THE RECORDS START

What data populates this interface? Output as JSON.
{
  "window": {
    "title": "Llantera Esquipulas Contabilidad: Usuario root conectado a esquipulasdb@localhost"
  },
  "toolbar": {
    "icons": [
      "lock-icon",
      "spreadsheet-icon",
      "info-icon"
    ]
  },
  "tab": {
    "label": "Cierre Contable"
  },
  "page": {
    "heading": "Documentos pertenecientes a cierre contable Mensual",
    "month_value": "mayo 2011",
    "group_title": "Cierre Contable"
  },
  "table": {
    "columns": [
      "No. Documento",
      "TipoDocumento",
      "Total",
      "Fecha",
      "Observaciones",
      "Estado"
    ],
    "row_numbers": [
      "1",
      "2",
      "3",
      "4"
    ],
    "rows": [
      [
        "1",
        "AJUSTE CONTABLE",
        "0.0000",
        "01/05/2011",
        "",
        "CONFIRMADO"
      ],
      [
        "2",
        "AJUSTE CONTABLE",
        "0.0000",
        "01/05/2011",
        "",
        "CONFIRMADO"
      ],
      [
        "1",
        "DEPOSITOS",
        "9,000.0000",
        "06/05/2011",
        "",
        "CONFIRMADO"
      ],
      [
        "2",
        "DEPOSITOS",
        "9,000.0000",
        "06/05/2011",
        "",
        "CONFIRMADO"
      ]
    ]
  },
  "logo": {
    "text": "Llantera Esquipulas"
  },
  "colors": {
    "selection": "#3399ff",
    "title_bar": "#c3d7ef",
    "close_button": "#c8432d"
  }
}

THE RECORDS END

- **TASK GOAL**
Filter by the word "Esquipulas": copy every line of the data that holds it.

- **EXERCISE SOLUTION**
    "title": "Llantera Esquipulas Contabilidad: Usuario root conectado a esquipulasdb@localhost"
    "text": "Llantera Esquipulas"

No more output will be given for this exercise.